Several traditions throughout the world have used sound and music as part of initiations or different ceremonies (i.e., wedding vows, funerals, drum circles, graduations, etc.).  Sound and music work by entraining your brain’s brainwaves and shifting or stabilizing its variable frequencies (i.e., alpha, beta, theta, gamma, delta). It also helps to enhance or balance neurotransmitters like serotonin.1

Researchers have suggested its therapeutic potential to increase your body’s immune response and natural production of opiates, lower blood pressure, lower heart rate variability and even to lessen pain in people undergoing chemotherapy and treat Parkinson’s disease.2,3. 

Ancient healers and mystics have long known and used sound for its soothing and medicinal effects (i.e., Chakra healing, Tibetan singing bowls, chanting, blowing into a didgeridoo).  Of course, as with all things, humans have evolved and made advancements with the use of sounds for their therapeutic effects.

Holosync , a brain wave entraining sound technology developed by Bill Hariss  who founded the Centerpointe Research Institute, is one such example of how sounds can be used to induce deep states of calm and help you to develop insights into your patterns of distress and dis-ease, much like traditional meditation practices.  I personally have been using Holosync for several years and give it credit for helping me to face life’s many challenges with ease while maintaining my equanimity.

The Tomatis® Method is a different example of how sounds can be used to induce therapeutic changes in your brain (The Tomatis® Method is a natural approach to neurosensory stimulation.
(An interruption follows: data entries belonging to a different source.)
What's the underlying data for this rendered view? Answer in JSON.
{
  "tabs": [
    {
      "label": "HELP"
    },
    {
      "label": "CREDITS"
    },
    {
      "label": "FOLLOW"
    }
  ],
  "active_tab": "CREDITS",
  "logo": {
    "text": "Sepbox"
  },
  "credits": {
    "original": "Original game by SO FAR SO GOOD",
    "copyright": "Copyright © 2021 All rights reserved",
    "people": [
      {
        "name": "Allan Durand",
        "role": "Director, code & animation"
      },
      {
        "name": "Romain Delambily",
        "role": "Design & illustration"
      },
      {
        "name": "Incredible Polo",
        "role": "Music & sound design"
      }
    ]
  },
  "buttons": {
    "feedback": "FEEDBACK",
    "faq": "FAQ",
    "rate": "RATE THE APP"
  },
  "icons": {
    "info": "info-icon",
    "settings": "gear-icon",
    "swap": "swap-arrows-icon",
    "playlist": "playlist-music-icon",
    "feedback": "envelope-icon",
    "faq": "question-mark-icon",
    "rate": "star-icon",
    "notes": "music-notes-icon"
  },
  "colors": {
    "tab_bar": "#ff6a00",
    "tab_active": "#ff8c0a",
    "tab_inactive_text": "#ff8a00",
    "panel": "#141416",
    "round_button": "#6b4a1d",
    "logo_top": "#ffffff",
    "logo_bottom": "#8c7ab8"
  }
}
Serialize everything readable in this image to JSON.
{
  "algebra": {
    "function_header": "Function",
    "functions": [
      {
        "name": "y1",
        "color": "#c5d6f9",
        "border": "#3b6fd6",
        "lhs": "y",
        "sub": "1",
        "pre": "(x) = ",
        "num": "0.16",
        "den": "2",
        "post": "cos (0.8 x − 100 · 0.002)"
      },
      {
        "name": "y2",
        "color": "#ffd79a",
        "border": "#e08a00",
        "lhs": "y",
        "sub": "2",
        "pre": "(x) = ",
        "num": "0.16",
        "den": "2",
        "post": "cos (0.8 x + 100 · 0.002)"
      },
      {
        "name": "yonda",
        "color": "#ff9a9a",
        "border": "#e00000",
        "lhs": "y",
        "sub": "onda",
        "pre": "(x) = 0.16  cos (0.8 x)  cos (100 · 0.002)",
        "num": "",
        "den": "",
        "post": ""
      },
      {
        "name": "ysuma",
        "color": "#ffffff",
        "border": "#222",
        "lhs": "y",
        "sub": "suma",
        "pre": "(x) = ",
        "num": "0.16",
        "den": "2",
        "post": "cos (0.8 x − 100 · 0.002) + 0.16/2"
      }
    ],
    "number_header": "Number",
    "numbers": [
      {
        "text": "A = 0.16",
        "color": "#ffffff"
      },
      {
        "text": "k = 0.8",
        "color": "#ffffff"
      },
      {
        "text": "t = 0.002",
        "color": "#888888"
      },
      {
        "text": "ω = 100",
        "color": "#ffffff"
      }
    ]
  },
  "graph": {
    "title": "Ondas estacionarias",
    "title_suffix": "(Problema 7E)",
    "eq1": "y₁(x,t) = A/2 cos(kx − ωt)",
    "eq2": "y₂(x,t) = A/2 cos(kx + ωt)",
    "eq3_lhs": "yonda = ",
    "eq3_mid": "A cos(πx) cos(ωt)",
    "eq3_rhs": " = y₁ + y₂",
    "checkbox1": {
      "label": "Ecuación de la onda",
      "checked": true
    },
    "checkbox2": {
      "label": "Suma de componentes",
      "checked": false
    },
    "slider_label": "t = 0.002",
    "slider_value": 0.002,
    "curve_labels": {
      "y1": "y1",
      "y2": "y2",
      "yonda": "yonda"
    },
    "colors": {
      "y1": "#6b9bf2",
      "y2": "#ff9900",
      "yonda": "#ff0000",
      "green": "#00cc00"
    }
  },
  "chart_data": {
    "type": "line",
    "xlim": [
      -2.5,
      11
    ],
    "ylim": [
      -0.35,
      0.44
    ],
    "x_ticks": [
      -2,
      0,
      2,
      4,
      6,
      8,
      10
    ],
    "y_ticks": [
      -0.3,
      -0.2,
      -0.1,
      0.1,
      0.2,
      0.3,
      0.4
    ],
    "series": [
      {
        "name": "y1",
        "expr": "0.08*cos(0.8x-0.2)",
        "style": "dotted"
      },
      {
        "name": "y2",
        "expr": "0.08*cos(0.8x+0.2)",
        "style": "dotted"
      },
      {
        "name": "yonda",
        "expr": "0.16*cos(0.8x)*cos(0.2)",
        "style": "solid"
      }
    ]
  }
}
It was developed by the French doctor and researcher, Alfred Tomatis.) and has been used successfully throughout  the world to help   people who experience attention disorders like  ADD/ADHD, OCD, and even cases of Autism Spectrum Disorders and Multiple Sclerosis.  Many case studies and published research articles  have validated Dr. Tomatis’ work.

Listening to music helps you to focus.  It  also enhances and elevates the release  of  your body’s stored “feel good” neurotransmitter dopamine like when you fulfill a basic need for food, sleep or sex.

So the next time you “crave” some nefarious or toxic substance (e.g., alcohol, cocaine, “junk food”) or feel anxious and depressed,  turn up the volume instead . . .  maybe even dance a little bit and feel good!

To your health and success,

Dr. Sandoval

1.       M.H. Thaut (2005). Rhythm, Music, and the Brain: Scientific Foundations and Clinical Applications.

2.       M.N., Gaynor, M.D. (2002). The Healing Power of Sound: Recovery from Life-Threatening Illness Using Sound, Voice, and Music

3.      J. Leeds (2010). The Power of Sound: How to Be Healthy and Productive Using Music and Sound.